- _TASK TO COMPLETE_: This exercise calls for a copy of every line in the listing below that carries the word "Read".

- _TASK MATERIAL_:
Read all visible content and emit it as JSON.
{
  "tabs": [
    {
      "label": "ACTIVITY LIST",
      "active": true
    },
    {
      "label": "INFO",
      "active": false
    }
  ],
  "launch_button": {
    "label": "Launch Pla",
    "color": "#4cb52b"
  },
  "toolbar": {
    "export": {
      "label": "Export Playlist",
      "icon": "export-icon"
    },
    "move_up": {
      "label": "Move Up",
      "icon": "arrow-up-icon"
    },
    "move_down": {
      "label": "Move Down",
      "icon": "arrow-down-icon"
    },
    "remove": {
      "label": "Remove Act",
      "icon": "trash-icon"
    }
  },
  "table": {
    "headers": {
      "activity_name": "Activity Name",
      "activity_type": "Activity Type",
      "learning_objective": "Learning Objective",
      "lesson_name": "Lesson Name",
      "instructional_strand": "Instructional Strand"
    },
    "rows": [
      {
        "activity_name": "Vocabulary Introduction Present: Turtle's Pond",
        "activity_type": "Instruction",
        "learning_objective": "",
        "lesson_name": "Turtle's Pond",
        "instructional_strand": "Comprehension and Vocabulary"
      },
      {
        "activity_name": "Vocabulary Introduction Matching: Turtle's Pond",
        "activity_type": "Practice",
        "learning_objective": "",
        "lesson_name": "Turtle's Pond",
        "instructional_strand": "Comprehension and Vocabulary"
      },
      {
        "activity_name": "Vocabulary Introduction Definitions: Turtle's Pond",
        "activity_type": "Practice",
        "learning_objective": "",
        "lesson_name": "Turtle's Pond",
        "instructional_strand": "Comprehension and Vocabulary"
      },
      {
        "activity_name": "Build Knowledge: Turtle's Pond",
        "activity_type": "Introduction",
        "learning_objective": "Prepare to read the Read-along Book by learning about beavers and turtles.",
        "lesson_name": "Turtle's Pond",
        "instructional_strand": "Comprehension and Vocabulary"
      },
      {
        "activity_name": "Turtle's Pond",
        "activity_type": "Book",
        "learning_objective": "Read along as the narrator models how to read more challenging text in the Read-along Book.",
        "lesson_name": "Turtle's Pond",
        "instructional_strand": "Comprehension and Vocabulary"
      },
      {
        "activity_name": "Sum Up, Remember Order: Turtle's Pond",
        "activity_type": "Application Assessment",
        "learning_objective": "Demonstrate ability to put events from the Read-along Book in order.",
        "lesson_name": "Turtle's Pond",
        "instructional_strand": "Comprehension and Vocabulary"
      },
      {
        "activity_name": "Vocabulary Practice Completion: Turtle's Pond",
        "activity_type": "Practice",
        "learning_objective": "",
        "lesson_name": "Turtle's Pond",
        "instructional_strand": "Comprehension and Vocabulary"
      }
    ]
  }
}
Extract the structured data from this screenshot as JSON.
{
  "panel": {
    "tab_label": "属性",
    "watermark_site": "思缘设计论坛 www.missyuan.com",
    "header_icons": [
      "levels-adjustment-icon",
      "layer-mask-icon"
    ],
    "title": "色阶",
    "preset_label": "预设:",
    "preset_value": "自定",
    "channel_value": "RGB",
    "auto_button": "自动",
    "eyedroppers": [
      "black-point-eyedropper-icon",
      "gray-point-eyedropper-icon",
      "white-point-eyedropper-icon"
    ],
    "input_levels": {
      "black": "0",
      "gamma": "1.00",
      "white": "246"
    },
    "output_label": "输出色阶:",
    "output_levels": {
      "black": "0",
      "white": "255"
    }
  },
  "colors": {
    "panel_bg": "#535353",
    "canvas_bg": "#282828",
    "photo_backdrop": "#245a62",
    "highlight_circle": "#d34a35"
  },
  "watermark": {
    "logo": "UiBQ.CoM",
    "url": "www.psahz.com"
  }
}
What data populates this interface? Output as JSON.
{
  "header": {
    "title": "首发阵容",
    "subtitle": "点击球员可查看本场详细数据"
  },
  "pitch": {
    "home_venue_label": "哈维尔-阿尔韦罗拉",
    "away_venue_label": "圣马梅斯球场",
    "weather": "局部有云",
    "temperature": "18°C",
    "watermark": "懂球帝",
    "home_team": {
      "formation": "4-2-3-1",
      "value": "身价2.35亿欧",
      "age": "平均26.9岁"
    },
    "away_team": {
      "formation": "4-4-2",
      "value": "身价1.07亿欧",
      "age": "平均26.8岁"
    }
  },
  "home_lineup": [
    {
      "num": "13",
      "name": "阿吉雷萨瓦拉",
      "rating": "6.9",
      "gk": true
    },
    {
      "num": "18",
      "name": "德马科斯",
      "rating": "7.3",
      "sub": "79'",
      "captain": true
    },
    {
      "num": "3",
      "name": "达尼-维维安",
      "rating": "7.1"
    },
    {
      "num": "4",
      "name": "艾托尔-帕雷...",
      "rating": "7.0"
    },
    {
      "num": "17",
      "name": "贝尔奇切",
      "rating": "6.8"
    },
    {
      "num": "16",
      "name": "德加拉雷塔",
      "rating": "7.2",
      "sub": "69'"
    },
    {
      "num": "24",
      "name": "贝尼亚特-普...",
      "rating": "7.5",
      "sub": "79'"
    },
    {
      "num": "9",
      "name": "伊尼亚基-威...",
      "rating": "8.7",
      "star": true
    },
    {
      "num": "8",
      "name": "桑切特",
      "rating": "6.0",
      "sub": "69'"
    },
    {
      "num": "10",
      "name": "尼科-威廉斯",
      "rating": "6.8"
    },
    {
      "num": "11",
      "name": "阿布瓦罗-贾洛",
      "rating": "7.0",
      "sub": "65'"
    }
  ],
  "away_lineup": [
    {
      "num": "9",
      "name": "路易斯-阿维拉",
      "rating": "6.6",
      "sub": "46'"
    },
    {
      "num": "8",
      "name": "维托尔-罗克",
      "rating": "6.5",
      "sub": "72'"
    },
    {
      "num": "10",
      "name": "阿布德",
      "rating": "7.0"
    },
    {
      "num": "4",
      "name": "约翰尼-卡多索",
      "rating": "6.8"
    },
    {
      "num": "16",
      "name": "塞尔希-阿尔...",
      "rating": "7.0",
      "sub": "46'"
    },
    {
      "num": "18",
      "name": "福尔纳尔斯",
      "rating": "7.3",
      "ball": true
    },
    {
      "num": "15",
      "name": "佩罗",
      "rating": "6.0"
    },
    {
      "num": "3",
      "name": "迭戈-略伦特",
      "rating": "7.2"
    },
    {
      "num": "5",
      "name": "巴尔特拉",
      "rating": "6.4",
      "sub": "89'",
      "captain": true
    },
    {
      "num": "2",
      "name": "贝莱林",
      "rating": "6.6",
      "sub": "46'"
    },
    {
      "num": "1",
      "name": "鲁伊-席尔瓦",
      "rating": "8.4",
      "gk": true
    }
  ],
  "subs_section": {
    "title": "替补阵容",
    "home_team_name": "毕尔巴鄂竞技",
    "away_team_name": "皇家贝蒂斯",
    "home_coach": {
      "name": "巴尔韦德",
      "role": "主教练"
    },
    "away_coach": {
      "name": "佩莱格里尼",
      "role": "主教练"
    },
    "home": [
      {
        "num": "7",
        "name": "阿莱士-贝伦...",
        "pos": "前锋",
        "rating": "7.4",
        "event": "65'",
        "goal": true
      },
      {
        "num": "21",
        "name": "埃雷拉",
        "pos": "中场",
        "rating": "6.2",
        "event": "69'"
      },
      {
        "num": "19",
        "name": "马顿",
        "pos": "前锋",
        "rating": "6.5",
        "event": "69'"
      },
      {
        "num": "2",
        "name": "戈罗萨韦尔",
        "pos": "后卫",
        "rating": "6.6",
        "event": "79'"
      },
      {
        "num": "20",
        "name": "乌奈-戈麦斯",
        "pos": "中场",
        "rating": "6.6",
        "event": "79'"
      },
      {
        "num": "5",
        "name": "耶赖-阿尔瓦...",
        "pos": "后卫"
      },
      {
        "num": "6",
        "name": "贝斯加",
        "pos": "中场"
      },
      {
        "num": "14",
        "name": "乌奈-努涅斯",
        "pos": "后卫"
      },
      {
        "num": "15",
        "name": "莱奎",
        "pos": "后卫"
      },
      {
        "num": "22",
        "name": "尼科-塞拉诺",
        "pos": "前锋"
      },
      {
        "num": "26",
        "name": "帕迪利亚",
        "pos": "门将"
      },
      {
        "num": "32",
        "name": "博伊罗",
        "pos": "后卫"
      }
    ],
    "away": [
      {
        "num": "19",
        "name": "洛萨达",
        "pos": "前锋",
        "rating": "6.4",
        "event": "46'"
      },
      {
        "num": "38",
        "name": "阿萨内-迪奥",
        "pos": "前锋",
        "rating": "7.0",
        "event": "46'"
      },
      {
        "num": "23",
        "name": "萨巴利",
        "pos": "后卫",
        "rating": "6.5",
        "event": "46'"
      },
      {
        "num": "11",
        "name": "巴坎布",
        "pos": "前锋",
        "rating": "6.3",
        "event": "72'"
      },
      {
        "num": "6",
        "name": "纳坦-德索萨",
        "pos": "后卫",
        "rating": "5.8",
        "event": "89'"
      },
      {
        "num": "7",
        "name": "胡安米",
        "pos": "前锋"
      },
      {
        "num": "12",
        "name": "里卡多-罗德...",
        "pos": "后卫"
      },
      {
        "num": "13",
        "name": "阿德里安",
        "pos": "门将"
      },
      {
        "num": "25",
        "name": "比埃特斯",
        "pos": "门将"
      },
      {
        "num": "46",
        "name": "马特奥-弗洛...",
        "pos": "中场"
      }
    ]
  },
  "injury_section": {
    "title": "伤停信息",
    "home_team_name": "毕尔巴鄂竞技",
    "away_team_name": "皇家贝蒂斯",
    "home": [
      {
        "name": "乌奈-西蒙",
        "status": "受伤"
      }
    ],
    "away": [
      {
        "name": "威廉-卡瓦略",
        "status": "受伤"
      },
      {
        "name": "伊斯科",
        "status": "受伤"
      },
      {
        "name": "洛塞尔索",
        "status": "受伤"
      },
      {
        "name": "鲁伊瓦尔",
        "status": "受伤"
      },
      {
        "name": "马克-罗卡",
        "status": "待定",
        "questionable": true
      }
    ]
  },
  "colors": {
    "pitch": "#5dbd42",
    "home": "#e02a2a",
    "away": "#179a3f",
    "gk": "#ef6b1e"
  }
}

- _COMPLETED EXERCISE_:
Read all visible content and emit it as JSON.
        "learning_objective": "Prepare to read the Read-along Book by learning about beavers and turtles.",
        "learning_objective": "Read along as the narrator models how to read more challenging text in the Read-along Book.",
        "learning_objective": "Demonstrate ability to put events from the Read-along Book in order.",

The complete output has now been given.